Data records for software interfaces:
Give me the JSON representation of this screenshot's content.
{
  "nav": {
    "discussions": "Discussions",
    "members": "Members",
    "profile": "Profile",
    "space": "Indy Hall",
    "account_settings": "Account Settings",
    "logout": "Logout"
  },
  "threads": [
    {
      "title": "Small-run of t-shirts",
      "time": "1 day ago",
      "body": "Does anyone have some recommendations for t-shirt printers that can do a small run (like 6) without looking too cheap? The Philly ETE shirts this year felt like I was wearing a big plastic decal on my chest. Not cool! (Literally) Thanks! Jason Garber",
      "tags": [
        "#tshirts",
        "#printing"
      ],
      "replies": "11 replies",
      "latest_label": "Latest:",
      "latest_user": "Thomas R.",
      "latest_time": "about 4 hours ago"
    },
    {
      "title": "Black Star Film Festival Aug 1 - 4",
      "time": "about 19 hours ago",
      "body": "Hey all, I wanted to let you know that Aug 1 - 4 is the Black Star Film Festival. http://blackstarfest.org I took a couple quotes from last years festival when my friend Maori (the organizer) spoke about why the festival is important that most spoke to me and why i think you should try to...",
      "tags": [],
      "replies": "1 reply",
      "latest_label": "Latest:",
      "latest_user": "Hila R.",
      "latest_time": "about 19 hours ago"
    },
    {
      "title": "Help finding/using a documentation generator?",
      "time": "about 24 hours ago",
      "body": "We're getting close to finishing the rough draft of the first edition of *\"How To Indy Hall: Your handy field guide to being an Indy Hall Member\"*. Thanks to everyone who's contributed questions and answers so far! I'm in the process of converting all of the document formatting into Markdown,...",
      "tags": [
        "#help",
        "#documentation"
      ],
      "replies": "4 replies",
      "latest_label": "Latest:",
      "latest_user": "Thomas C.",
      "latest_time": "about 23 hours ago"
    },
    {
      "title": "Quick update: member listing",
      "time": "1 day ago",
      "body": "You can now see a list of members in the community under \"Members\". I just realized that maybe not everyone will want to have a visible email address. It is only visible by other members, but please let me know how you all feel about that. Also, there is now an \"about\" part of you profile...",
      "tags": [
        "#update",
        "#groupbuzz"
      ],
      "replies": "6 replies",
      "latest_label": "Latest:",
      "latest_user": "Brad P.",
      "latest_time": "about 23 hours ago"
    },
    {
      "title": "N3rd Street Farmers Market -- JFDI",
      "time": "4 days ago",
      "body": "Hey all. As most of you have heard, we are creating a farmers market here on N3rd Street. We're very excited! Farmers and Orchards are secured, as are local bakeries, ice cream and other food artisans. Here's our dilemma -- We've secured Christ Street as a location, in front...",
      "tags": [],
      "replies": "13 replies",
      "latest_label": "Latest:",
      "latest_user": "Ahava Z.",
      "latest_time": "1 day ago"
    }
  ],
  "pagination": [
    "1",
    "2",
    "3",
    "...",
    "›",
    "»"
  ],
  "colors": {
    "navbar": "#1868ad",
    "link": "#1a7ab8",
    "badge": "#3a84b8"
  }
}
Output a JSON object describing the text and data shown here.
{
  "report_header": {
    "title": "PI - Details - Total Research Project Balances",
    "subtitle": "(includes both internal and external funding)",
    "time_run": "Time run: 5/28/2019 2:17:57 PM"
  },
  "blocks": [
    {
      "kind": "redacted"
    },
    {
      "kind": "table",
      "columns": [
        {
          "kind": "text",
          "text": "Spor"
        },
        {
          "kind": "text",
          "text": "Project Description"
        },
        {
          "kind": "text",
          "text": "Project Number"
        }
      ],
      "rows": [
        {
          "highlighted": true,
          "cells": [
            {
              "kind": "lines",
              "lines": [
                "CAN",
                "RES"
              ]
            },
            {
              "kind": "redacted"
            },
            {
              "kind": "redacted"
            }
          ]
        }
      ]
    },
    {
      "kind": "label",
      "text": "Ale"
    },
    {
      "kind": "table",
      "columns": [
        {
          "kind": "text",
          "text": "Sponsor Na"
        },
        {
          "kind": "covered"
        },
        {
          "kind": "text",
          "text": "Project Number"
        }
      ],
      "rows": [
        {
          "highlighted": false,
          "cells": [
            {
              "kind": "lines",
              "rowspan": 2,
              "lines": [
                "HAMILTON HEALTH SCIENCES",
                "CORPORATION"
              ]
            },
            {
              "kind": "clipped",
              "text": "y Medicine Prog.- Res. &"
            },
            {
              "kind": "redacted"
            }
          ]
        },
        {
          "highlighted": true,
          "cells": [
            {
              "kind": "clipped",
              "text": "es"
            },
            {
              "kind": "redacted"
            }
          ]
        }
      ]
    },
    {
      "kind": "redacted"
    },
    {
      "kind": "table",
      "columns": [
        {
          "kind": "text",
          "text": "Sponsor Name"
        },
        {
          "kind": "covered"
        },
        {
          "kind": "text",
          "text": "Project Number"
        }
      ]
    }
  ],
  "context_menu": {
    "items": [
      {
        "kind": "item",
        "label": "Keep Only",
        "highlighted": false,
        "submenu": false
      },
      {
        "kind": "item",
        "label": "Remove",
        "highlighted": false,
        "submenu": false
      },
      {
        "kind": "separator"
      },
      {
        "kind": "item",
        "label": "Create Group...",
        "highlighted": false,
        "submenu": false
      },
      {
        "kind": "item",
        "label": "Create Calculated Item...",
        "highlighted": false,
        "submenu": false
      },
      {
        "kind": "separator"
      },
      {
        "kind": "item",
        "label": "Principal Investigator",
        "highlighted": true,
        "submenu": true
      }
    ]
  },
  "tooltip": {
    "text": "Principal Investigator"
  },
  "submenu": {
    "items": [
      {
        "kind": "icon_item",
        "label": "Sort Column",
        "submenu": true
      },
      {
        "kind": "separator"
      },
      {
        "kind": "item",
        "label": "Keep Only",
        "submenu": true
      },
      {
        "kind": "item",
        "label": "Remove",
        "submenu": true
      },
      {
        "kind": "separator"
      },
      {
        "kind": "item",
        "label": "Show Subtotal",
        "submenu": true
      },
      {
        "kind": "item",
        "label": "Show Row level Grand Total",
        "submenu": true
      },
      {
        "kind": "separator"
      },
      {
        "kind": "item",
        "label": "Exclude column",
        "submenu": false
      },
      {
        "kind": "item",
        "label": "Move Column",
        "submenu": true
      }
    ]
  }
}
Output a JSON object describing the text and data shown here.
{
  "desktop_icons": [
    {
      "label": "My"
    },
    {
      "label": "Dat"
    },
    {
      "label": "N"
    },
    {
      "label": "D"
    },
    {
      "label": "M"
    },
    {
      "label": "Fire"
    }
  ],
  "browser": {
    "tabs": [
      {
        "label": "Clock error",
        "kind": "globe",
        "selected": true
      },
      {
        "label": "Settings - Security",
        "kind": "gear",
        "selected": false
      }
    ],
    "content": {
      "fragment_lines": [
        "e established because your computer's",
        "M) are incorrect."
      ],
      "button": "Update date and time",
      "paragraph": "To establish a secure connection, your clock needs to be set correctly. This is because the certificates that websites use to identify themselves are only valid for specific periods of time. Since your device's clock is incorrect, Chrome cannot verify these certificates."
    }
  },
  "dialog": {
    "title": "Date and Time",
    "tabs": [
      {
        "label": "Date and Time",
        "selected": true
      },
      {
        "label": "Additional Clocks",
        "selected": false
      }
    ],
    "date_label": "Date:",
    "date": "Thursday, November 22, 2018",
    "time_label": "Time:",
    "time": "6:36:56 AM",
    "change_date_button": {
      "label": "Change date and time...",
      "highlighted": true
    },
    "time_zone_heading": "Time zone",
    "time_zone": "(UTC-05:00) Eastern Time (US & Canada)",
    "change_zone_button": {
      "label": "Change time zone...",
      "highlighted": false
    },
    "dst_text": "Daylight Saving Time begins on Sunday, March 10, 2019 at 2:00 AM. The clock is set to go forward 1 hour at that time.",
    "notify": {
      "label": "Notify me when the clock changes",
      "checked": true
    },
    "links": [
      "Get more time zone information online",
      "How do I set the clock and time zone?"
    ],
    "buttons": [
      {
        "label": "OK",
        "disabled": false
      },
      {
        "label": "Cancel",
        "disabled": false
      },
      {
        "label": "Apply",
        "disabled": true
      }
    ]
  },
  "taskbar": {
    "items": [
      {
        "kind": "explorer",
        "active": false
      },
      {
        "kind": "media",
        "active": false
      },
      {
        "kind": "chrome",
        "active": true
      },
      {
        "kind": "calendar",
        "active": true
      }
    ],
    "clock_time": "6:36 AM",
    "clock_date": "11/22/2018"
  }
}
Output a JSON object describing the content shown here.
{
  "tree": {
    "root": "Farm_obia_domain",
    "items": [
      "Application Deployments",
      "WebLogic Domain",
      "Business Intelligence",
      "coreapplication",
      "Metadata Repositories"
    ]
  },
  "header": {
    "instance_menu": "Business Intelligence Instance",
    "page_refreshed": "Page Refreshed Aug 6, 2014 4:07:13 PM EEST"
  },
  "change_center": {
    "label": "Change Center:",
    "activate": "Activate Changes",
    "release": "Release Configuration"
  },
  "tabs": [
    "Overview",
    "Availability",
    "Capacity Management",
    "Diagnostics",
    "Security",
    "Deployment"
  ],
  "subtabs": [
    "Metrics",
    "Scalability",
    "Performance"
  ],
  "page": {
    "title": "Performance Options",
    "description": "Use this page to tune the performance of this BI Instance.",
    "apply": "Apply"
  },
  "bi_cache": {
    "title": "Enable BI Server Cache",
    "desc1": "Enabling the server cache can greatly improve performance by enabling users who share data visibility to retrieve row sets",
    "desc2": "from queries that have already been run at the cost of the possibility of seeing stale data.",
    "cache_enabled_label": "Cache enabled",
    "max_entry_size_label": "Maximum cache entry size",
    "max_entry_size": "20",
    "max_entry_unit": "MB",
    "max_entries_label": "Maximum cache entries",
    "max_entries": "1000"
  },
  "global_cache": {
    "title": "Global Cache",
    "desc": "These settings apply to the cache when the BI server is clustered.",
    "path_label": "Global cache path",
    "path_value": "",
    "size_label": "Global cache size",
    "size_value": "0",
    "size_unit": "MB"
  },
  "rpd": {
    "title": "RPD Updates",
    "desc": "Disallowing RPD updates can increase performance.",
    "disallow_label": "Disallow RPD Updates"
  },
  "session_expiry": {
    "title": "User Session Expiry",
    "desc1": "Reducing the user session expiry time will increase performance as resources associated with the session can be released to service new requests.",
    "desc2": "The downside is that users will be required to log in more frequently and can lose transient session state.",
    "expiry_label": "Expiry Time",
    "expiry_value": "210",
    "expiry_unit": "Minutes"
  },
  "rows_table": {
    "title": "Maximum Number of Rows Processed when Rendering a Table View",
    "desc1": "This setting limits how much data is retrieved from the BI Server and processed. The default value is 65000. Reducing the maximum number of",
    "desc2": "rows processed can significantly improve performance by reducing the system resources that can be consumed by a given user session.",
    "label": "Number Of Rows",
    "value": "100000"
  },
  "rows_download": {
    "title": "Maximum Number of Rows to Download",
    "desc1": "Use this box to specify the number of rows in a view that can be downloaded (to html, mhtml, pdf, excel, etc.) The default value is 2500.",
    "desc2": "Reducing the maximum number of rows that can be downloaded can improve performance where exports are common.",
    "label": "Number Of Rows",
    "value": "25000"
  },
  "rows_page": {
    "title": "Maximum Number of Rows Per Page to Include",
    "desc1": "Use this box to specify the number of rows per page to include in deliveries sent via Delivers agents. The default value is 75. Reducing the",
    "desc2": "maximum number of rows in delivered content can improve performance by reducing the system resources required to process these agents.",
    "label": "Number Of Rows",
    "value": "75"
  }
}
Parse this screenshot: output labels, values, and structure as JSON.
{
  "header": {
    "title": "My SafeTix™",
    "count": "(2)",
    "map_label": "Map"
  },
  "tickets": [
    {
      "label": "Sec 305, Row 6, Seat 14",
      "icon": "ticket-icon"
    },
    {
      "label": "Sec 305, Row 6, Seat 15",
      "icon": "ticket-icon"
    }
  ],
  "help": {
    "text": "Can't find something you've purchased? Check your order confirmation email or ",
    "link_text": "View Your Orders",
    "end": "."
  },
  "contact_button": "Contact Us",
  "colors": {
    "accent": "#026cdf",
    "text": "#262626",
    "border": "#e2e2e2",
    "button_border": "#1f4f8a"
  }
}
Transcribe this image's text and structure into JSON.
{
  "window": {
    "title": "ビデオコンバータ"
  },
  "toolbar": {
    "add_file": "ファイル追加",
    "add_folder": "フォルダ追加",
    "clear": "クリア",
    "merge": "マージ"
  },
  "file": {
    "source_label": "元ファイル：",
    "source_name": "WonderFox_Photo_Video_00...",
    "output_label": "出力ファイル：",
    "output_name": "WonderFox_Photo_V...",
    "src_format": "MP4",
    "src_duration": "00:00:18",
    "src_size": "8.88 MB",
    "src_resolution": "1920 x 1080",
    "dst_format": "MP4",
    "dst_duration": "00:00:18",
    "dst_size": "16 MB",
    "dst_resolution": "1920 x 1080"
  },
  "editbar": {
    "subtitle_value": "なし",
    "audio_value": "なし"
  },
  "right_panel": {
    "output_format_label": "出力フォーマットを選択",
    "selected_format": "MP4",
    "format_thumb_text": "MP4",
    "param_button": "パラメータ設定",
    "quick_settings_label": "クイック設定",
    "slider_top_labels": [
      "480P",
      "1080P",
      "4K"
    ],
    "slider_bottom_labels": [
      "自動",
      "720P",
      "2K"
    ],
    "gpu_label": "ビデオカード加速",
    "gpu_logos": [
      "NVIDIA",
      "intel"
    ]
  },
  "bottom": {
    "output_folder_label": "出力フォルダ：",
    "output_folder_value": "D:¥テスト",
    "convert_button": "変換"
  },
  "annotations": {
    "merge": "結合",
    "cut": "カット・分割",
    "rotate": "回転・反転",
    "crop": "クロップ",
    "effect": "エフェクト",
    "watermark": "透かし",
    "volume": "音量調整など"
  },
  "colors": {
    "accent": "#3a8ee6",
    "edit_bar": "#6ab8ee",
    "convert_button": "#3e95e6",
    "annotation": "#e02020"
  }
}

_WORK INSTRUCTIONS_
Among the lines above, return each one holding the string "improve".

_PROBLEM SOLUTION_
    "desc1": "Enabling the server cache can greatly improve performance by enabling users who share data visibility to retrieve row sets",
    "desc2": "rows processed can significantly improve performance by reducing the system resources that can be consumed by a given user session.",
    "desc2": "Reducing the maximum number of rows that can be downloaded can improve performance where exports are common.",
    "desc2": "maximum number of rows in delivered content can improve performance by reducing the system resources required to process these agents.",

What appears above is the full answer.